Reljic fights out of Zagreb, Croatia. His style consists of BJJ (brown belt) and kickboxing. He has trained under Pride 2006 Open Weight Grand Prix Champion Mirko "Cro Cop", and he currently trains with the Gracie Barra camp in the UK. Since his middleweight debut in February, Reljic has dropped back to back losses to Kendall Grove and C.B. Dollaway.
This bout against Soszynski will mark his return to the light heavyweight division, where he has never lost a fight.
Keys to Victory
Against Bonnar, "The Polish Experiment" didn't prove successful after blowing his wad in two gut-wrenching rounds of action. For the sake of this fight and future ones, Soszynski needs to stop swinging haymakers like a knockout is his only chance for victory.
He needs to pace himself and conserve energy by using lighter strikes to set the heavier ones up. There will be chances to unload against Reljic, who is quite fond of throwing kicks. A well-timed straight would remedy any leg or body kicks thrown by the Croatian.

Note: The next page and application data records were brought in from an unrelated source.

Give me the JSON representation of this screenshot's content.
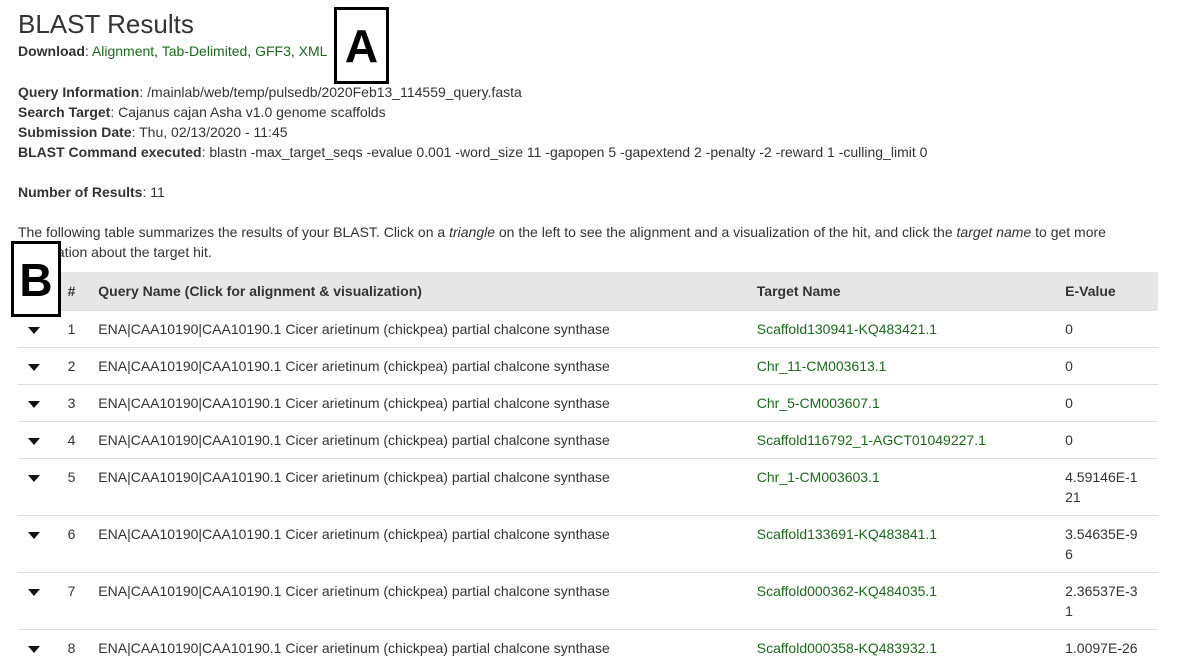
{
  "title": "BLAST Results",
  "download": {
    "label": "Download",
    "links": [
      "Alignment",
      "Tab-Delimited",
      "GFF3",
      "XML"
    ]
  },
  "query_info": {
    "label": "Query Information",
    "value": "/mainlab/web/temp/pulsedb/2020Feb13_114559_query.fasta"
  },
  "search_target": {
    "label": "Search Target",
    "value": "Cajanus cajan Asha v1.0 genome scaffolds"
  },
  "submission_date": {
    "label": "Submission Date",
    "value": "Thu, 02/13/2020 - 11:45"
  },
  "blast_command": {
    "label": "BLAST Command executed",
    "value": "blastn -max_target_seqs -evalue 0.001 -word_size 11 -gapopen 5 -gapextend 2 -penalty -2 -reward 1 -culling_limit 0"
  },
  "num_results": {
    "label": "Number of Results",
    "value": "11"
  },
  "description": {
    "part1": "The following table summarizes the results of your BLAST. Click on a ",
    "em1": "triangle",
    "part2": " on the left to see the alignment and a visualization of the hit, and click the ",
    "em2": "target name",
    "part3": " to get more information about the target hit."
  },
  "table": {
    "headers": {
      "num": "#",
      "query": "Query Name (Click for alignment & visualization)",
      "target": "Target Name",
      "evalue": "E-Value"
    },
    "rows": [
      {
        "num": "1",
        "query": "ENA|CAA10190|CAA10190.1 Cicer arietinum (chickpea) partial chalcone synthase",
        "target": "Scaffold130941-KQ483421.1",
        "evalue": "0"
      },
      {
        "num": "2",
        "query": "ENA|CAA10190|CAA10190.1 Cicer arietinum (chickpea) partial chalcone synthase",
        "target": "Chr_11-CM003613.1",
        "evalue": "0"
      },
      {
        "num": "3",
        "query": "ENA|CAA10190|CAA10190.1 Cicer arietinum (chickpea) partial chalcone synthase",
        "target": "Chr_5-CM003607.1",
        "evalue": "0"
      },
      {
        "num": "4",
        "query": "ENA|CAA10190|CAA10190.1 Cicer arietinum (chickpea) partial chalcone synthase",
        "target": "Scaffold116792_1-AGCT01049227.1",
        "evalue": "0"
      },
      {
        "num": "5",
        "query": "ENA|CAA10190|CAA10190.1 Cicer arietinum (chickpea) partial chalcone synthase",
        "target": "Chr_1-CM003603.1",
        "evalue": "4.59146E-121"
      },
      {
        "num": "6",
        "query": "ENA|CAA10190|CAA10190.1 Cicer arietinum (chickpea) partial chalcone synthase",
        "target": "Scaffold133691-KQ483841.1",
        "evalue": "3.54635E-96"
      },
      {
        "num": "7",
        "query": "ENA|CAA10190|CAA10190.1 Cicer arietinum (chickpea) partial chalcone synthase",
        "target": "Scaffold000362-KQ484035.1",
        "evalue": "2.36537E-31"
      },
      {
        "num": "8",
        "query": "ENA|CAA10190|CAA10190.1 Cicer arietinum (chickpea) partial chalcone synthase",
        "target": "Scaffold000358-KQ483932.1",
        "evalue": "1.0097E-26"
      }
    ]
  },
  "annotations": {
    "a": "A",
    "b": "B"
  },
  "colors": {
    "link": "#1b6b1b",
    "header_bg": "#e6e6e6",
    "text": "#333333"
  }
}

Despite being an underrated kickboxer, take-downs are also a factor when dealing with Reljic. Soszynski has to avoid the take-downs and outwork Reljic on the feet. Patience will be the key. If Soszynski is overly aggressive, he could find himself fighting the majority of this bout from his back.
With Soszynski being such a physical specimen, Reljic has to rely on footwork and octagon awareness. He is unlikely to sustain the heavy volume of strikes that Bonnar did. When Soszynski charges, Reljic needs to circle off to keep from getting bullied against the cage.
In the open, he can slow Soszynski's advancements with leg kicks. With Soszynski's tendency to load up on every punch thrown, Reljic will have to utilize good head movement and non-sluggish counters. A telegraphed strike against a fresh Soszynski isn't likely to end well for the Gracie student.
Reljic needs to mix things up with strikes and take-down attempts to wear Soszynski down. Soszynski's cardio has nosedived on him in the past.
Reljic will take his time and use kicks to wear Soszynski down on the feet. This strategy will test Soszynski's patience as he tries to force the action, but Reljic will counter that aggression with successful take-downs. A well-executed plan and varied attack will net Reljic the unanimous decision.
Nate Marquardt By Unanimous Decision
Alessio Sakara By Round 1 KO
Dennis Siver By Unanimous Decision
Amir Sadollah By Round 3 TKO
Goran Reljic By Unanimous Decision